The environment of professional morning dance classes at Ljubljana Dance Theatre was the stage for television screens which presented a series of video interviews with Slovenian dance producers, choreographers, and theoreticians. Nina Meško and Tanja Lažetić were interested in their relationship towards their own work, and towards contemporary dance art in Slovenia and abroad; they were also interested in their criteria and evaluation of dance performances. The goal of the interviews was to try and acquaint the viewer with the position of contemporary dance within contemporary society, the arts, and the production system. The project hoped to tackle the position of the artist towards his or her own creations. The title of the project was taken from Wim Wenders' film Der Stand der Dinge, presenting the director's reflections on the film industry and the position of the artist within. The State of Things was also about the intensive establishment of reflection, as this is a project questioning the conditions and contexts of its own origin.
The State of Things staged a high level of reflection of one's own media, which enabled viewers insight into those key segments of contemporary dance practice which remain hidden in the case of most projects.
Excerpts from the interviews:
"I think that the main problem of the Slovene modern dance is that creators of dance shows flirt too often with the audience, too often they think about how audiences or critics will receive them and because of that shows often stay on the level of quality entertainment or amusement. While shows with a deeper, thoughtful content or a deeper concept are rare in Slovenia."
Uršula Cetinski, producer
"Once in a while a choreographer must be tested with several dancers. Only when one works with several dancers one can verify how space functions - when one gets the opportunity of a big space. And what is also true is that nowadays modern dance is pushed away into small spaces. If we take a look at where shows take place… Dance needs space. In an area of five per seven metres you cannot make an ambitious project. Not even a solo."
Matjaz Farič, choreographer
"Over the last fifteen years some groups have had the opportunity to make it to the top of world dancing, but none of them can be considered… There are a couple of them that are in fact better middle class - they tour a lot, they are prominent at good festivals, but unfortunately not in a continuous manner. And that is because there is no background to support continuous and serious work."
Nevenka Koprivšek, producer
"At many a show I would say to myself: If someone who knew nothing about modern dance came to watch this, they would never come again to see something like that: "This is modern dance, then? It doesn't interest me!" Many times there was 'something like that'. Because it is so hermetic, so closed."
Mala Kline, choreographer and dancer

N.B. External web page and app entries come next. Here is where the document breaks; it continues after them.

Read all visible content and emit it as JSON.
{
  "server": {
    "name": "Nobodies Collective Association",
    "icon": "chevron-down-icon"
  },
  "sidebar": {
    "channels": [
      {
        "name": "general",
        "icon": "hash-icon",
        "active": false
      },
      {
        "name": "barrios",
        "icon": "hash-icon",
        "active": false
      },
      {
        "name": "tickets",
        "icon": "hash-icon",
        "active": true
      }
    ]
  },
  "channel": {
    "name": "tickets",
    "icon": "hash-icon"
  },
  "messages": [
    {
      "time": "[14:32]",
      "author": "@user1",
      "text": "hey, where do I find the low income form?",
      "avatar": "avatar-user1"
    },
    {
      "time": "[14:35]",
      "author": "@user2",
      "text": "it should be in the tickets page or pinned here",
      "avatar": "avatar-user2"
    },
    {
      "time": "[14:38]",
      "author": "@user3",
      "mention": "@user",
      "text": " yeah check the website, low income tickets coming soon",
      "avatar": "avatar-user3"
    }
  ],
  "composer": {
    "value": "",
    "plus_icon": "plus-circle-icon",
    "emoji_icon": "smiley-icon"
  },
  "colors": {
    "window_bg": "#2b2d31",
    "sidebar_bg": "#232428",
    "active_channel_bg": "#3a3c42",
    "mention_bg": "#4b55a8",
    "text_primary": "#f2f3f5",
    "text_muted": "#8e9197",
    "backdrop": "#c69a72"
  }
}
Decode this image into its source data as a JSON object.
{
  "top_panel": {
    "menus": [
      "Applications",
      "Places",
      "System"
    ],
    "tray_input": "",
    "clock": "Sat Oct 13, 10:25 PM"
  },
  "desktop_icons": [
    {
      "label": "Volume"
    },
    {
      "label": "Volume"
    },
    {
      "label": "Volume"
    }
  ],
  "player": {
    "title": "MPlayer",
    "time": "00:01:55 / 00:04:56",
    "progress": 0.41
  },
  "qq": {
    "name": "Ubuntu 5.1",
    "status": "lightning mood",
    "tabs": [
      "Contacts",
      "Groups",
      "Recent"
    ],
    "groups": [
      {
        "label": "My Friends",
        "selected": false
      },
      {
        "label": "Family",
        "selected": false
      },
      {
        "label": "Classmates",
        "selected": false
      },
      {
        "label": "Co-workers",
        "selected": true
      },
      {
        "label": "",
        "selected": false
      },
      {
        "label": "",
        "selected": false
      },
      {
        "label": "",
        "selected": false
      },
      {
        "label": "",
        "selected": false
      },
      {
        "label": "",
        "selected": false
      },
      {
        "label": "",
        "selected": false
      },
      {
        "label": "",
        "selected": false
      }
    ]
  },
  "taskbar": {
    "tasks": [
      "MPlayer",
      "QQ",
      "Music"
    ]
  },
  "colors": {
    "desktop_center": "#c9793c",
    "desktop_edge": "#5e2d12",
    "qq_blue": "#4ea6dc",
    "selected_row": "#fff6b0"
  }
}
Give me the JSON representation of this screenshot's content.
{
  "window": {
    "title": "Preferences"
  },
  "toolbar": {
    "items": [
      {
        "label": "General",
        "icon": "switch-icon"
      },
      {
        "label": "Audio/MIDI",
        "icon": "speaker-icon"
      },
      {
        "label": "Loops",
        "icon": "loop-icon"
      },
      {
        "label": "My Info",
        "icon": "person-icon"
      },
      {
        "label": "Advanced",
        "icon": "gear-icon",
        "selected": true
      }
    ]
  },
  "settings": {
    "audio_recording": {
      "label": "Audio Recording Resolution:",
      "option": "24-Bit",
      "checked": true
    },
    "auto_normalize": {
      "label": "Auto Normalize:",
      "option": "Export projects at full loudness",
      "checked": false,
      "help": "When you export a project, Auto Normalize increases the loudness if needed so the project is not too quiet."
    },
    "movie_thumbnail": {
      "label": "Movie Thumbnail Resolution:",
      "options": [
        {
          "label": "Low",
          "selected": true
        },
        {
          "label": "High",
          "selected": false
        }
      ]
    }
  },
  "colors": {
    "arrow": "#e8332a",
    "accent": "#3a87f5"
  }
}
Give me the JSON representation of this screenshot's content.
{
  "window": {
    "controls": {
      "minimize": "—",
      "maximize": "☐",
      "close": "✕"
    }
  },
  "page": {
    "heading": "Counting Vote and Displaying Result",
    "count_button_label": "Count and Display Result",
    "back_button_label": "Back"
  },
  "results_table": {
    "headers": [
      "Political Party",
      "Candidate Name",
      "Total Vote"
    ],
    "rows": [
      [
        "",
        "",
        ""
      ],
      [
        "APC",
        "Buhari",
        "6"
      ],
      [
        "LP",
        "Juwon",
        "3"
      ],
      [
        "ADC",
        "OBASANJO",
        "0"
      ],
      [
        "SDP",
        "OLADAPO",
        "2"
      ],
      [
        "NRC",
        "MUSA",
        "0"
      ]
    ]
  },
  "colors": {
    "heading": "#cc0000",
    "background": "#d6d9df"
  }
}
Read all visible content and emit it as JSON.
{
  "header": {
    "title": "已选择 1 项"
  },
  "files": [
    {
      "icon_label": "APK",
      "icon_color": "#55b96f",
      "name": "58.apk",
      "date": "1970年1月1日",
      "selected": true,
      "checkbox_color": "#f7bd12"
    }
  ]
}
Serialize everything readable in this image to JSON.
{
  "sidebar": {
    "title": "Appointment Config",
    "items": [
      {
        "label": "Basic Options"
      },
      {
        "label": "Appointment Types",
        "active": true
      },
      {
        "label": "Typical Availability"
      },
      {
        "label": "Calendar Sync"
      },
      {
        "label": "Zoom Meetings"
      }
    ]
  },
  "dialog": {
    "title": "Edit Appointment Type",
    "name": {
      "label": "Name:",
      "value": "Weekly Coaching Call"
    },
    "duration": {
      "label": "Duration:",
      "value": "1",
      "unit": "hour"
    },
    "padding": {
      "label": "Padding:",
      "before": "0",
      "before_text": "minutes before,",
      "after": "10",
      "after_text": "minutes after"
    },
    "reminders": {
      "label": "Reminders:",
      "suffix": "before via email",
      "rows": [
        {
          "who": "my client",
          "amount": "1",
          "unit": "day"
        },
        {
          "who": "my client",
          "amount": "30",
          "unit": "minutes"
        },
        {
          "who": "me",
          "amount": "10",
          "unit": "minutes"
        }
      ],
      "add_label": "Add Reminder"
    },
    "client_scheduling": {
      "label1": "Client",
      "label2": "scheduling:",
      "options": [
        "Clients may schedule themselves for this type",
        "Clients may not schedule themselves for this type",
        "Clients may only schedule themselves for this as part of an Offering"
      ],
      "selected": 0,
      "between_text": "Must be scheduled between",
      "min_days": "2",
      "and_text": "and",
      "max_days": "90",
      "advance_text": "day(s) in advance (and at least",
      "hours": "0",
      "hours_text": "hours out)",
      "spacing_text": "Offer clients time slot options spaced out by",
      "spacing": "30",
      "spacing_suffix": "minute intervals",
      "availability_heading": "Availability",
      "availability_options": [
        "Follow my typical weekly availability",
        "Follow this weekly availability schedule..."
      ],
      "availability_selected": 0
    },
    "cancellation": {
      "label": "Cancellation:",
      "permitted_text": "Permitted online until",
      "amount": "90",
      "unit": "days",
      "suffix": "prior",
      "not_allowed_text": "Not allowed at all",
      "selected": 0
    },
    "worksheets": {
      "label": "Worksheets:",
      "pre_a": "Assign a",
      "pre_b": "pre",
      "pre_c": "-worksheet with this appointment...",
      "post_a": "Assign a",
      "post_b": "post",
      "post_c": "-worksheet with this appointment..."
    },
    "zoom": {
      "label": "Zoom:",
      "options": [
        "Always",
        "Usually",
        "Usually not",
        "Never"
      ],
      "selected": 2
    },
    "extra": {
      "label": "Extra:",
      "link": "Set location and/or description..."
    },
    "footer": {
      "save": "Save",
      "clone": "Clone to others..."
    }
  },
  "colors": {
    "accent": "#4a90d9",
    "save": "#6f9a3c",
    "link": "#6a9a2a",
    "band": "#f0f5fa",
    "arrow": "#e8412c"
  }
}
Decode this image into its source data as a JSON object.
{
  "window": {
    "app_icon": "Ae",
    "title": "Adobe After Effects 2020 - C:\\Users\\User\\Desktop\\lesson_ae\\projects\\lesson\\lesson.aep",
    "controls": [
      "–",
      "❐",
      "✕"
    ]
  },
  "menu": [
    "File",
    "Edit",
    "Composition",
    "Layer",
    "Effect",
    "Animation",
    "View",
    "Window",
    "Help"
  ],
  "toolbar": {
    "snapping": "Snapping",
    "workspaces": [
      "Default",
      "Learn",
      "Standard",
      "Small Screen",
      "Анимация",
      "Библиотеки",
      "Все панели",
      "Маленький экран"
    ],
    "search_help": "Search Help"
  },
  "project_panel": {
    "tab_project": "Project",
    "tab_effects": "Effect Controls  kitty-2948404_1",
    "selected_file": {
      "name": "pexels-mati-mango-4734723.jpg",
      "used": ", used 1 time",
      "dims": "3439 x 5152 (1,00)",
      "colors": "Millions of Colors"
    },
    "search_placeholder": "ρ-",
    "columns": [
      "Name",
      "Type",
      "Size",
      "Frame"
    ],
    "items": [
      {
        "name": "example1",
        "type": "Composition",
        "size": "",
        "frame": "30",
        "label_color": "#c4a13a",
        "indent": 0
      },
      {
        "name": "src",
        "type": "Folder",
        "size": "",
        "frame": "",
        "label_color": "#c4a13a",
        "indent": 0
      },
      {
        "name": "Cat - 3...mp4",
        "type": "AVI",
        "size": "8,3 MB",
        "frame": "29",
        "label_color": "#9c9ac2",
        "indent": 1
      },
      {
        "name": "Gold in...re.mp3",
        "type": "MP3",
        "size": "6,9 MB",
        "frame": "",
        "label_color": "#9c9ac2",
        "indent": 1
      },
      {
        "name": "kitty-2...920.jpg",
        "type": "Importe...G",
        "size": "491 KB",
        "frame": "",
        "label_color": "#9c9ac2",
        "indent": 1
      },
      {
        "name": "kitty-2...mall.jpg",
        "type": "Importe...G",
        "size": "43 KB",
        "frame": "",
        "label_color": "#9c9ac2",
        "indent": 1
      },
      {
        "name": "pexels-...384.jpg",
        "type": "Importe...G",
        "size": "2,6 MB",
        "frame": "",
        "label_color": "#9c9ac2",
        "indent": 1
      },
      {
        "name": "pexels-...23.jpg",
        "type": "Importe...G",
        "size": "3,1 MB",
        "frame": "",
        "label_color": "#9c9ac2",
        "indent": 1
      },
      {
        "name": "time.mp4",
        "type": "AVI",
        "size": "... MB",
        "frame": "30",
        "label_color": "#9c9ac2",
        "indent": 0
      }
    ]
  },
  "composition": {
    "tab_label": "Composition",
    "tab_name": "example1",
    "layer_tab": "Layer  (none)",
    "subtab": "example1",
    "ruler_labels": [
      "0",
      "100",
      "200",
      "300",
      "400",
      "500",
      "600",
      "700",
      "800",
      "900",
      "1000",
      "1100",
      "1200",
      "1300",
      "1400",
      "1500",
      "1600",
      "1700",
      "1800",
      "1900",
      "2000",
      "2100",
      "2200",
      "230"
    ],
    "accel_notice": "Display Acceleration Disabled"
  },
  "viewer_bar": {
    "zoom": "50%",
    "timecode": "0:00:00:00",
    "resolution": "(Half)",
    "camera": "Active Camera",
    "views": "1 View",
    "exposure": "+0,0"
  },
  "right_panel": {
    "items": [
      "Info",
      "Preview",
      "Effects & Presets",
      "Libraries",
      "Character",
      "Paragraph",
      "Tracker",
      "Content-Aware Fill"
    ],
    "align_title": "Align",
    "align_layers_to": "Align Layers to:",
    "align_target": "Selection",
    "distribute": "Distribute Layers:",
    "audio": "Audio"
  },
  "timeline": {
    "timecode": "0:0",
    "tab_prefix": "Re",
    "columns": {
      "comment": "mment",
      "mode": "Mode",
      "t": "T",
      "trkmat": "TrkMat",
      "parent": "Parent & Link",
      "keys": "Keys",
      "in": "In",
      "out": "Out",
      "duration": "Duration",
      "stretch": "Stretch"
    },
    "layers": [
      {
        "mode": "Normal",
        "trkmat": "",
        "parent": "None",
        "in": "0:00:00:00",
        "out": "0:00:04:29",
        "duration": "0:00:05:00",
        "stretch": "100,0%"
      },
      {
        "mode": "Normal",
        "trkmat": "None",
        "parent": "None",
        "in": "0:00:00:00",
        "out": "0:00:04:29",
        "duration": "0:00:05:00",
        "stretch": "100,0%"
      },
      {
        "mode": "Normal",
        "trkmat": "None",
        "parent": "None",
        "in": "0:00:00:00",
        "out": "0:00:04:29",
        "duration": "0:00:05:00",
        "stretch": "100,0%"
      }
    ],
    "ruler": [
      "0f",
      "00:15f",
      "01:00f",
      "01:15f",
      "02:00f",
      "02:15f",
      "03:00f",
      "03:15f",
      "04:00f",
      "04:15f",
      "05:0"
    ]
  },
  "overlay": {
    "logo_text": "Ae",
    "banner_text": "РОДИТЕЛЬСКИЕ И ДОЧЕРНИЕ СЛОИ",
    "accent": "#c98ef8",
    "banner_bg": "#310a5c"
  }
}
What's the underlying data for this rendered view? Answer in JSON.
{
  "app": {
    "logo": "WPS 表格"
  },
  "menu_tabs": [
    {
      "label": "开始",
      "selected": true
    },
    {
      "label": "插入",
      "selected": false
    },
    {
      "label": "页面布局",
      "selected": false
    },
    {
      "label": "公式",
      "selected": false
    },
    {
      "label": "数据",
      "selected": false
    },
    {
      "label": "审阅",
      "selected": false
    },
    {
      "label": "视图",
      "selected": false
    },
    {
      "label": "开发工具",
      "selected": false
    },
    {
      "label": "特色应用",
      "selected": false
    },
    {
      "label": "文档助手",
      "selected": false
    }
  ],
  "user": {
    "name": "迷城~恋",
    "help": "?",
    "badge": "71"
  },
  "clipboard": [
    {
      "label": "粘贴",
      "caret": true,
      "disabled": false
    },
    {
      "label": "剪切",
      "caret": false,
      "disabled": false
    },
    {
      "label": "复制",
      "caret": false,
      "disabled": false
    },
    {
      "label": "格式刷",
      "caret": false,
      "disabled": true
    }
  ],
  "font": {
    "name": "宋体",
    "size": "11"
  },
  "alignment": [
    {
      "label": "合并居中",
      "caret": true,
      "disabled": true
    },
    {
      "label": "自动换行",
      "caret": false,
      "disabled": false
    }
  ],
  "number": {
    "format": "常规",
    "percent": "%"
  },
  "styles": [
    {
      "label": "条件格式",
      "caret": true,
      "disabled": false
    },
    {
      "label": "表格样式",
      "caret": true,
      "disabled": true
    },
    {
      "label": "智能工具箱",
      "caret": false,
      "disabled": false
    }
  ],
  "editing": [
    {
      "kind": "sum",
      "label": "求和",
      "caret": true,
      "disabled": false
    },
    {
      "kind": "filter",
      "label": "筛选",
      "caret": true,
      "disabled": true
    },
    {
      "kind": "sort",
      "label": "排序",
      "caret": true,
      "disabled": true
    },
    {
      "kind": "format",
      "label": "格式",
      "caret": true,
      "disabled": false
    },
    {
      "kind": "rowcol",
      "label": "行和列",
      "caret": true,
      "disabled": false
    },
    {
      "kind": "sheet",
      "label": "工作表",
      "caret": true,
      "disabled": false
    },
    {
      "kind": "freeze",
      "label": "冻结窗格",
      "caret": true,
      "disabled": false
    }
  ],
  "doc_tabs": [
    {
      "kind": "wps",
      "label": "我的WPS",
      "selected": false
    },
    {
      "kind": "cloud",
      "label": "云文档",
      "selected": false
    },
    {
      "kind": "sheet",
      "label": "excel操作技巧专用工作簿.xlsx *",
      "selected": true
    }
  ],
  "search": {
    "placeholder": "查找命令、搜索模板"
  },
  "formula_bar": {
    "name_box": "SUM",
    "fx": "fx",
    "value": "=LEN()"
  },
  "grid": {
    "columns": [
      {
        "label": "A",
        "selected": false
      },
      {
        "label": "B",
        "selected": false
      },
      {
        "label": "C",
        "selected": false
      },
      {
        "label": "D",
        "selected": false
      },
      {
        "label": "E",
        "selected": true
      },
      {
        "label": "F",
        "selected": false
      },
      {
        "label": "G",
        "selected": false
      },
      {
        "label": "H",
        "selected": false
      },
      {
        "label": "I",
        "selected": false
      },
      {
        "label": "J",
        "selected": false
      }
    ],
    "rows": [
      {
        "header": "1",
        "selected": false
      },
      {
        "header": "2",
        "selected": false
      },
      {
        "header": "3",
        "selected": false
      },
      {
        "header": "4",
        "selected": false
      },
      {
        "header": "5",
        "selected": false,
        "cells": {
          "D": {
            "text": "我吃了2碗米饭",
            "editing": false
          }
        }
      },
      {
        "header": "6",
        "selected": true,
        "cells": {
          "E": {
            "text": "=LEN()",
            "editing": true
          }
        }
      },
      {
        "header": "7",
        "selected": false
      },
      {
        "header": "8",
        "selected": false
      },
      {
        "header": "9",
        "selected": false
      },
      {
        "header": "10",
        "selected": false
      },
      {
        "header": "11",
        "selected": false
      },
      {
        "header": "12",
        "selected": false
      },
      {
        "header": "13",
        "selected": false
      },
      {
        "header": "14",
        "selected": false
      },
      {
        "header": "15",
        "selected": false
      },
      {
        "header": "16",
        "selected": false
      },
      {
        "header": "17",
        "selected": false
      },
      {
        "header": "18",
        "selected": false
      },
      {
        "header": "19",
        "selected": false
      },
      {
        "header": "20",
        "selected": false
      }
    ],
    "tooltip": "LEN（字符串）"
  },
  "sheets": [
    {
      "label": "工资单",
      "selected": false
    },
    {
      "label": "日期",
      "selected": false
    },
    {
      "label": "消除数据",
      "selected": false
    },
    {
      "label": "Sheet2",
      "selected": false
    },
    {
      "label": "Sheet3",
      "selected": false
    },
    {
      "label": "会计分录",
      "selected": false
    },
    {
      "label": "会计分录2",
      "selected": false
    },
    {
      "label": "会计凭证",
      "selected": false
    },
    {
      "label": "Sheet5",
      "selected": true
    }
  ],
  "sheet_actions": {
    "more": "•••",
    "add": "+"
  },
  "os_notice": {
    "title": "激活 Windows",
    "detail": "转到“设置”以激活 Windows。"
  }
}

"I think the problem of modern art is that it actually seeks an answer to the question how to operate within conditions where it is protected, where it is not threatened by the danger that it would not exist… Of course, a great deal of interesting art has already been done on that subject - and I think that dance is part of that story too…"
Emil Hrvatin, theatre director and theoretician